In her nearly 13 years as the all-powerful chief of the Congress party which heads India’s ruling coalition, Sonia Gandhi has, of late, rarely faced criticism of her leadership.
If anything, she has appeared to tighten her grip on the party since her early days as its leader when her authority was challenged by a trio of senior Congress leaders, who were subsequently expelled.
So when G. Venkataswamy, veteran Congress leader from southern Andhra Pradesh state, questioned Sonia’s ability to lead on Tuesday, going so far as to even suggest that she step down, it received wide publicity in the Indian press.
Venkataswamy, a member of the Congress Working Committee, the party’s highest policy making body and a seven-time MP, said he doubted Sonia could help the party win in the 2014 general election.
The apparent reason for Venkataswamy’s diatribe against Sonia is the party’s move to align with another regional party opposing a demand to divide Andhra Pradesh.

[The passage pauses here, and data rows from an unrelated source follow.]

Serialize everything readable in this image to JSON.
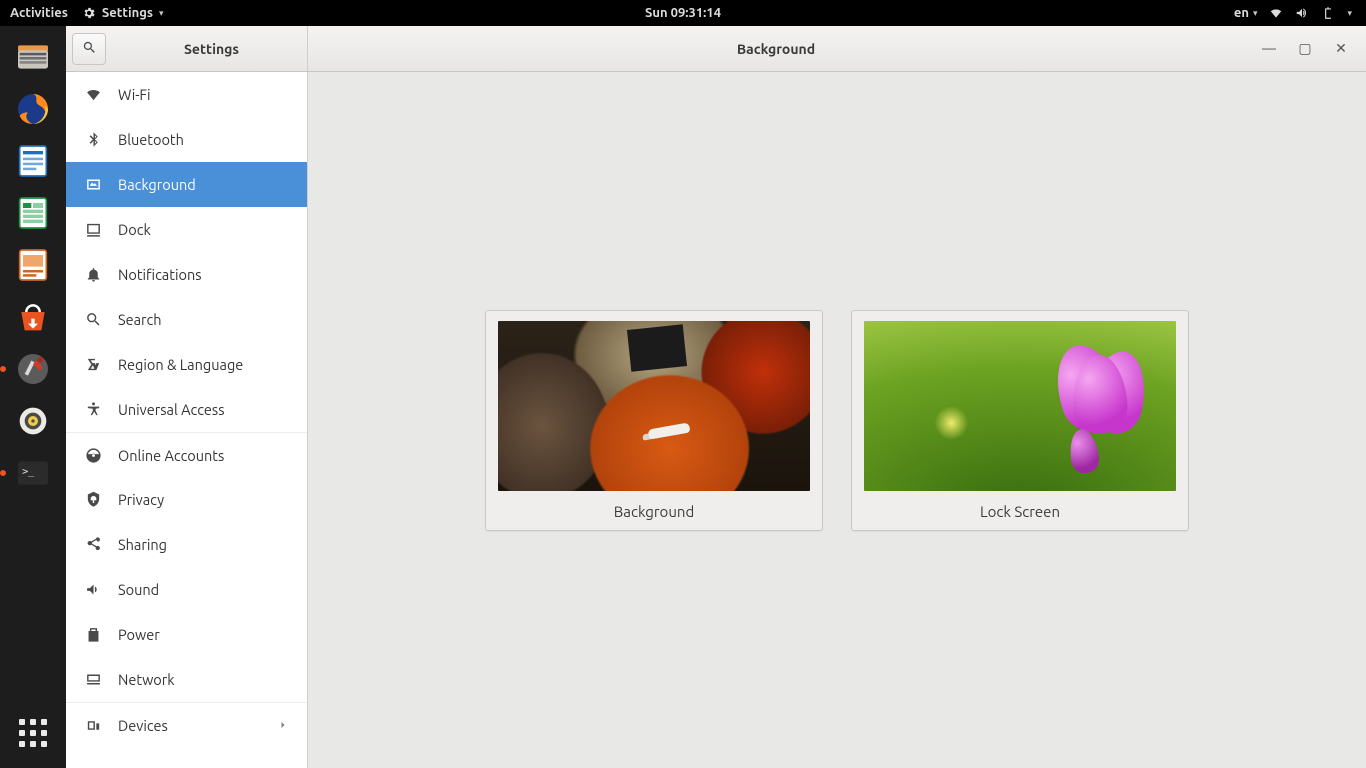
{
  "topbar": {
    "activities": "Activities",
    "appmenu": "Settings",
    "clock": "Sun 09:31:14",
    "lang": "en"
  },
  "window": {
    "left_title": "Settings",
    "right_title": "Background",
    "controls": {
      "min": "—",
      "max": "▢",
      "close": "✕"
    }
  },
  "sidebar": {
    "items": [
      {
        "id": "wifi",
        "label": "Wi-Fi"
      },
      {
        "id": "bluetooth",
        "label": "Bluetooth"
      },
      {
        "id": "background",
        "label": "Background",
        "active": true
      },
      {
        "id": "dock",
        "label": "Dock"
      },
      {
        "id": "notifications",
        "label": "Notifications"
      },
      {
        "id": "search",
        "label": "Search"
      },
      {
        "id": "region",
        "label": "Region & Language"
      },
      {
        "id": "universal",
        "label": "Universal Access"
      },
      {
        "id": "online",
        "label": "Online Accounts",
        "sep": true
      },
      {
        "id": "privacy",
        "label": "Privacy"
      },
      {
        "id": "sharing",
        "label": "Sharing"
      },
      {
        "id": "sound",
        "label": "Sound"
      },
      {
        "id": "power",
        "label": "Power"
      },
      {
        "id": "network",
        "label": "Network"
      },
      {
        "id": "devices",
        "label": "Devices",
        "sep": true,
        "arrow": true
      }
    ]
  },
  "content": {
    "background_label": "Background",
    "lockscreen_label": "Lock Screen"
  }
}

Venkataswamy backs the bifurcation of the state which is home to such global corporations as Microsoft and Google. He also blamed Sonia for failing to curb growing corruption in the government.